▶ [Task brief] The required answer is every line of the data containing the word "Terminalserver".

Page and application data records
────────

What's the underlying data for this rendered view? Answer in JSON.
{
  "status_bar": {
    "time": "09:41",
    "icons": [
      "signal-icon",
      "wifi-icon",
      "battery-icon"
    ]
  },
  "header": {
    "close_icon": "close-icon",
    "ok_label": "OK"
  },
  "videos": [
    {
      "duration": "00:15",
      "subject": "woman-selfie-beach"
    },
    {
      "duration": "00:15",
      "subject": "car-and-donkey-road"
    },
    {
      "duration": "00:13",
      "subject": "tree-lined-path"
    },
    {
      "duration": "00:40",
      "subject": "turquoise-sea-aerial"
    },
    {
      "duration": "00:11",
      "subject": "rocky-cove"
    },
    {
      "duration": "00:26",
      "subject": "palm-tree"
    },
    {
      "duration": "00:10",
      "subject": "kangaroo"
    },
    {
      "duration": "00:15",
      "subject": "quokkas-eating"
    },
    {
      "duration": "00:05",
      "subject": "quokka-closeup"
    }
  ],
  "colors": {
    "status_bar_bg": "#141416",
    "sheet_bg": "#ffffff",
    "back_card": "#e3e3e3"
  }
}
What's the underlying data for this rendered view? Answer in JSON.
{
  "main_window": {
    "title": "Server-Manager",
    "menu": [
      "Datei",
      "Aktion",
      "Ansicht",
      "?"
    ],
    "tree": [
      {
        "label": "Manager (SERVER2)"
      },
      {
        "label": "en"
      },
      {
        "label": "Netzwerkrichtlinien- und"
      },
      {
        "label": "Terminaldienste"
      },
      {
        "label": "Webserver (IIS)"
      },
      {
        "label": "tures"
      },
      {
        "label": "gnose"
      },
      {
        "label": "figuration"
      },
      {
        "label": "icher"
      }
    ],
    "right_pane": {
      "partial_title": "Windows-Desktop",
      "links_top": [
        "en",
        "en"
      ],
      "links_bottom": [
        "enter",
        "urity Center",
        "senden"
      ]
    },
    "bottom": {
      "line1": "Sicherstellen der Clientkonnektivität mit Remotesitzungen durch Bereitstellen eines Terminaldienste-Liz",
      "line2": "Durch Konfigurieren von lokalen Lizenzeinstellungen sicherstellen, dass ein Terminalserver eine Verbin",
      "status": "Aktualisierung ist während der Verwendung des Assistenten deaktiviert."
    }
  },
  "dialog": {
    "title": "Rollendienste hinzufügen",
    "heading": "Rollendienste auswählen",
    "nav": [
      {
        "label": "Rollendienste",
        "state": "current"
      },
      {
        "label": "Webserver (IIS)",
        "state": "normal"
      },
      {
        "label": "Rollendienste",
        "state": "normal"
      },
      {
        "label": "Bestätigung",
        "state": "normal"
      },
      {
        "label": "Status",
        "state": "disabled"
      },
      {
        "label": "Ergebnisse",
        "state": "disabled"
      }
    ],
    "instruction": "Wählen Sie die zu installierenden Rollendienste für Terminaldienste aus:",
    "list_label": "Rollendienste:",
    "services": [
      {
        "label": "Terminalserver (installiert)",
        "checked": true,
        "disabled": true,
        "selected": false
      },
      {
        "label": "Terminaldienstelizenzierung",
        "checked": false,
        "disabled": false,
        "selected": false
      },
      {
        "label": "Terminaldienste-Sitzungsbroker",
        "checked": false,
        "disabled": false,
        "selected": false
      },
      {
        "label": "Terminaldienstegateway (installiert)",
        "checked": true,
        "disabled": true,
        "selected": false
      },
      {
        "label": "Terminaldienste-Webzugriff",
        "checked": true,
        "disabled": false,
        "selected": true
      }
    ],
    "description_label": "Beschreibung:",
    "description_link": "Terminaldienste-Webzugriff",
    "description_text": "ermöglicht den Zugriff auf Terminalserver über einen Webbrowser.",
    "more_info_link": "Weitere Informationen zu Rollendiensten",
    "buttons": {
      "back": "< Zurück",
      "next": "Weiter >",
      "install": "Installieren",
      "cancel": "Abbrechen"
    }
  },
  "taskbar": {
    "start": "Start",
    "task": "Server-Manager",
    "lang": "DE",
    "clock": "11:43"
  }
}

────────

▶ [Output of the exercise]
      "line2": "Durch Konfigurieren von lokalen Lizenzeinstellungen sicherstellen, dass ein Terminalserver eine Verbin",
        "label": "Terminalserver (installiert)",
    "description_text": "ermöglicht den Zugriff auf Terminalserver über einen Webbrowser.",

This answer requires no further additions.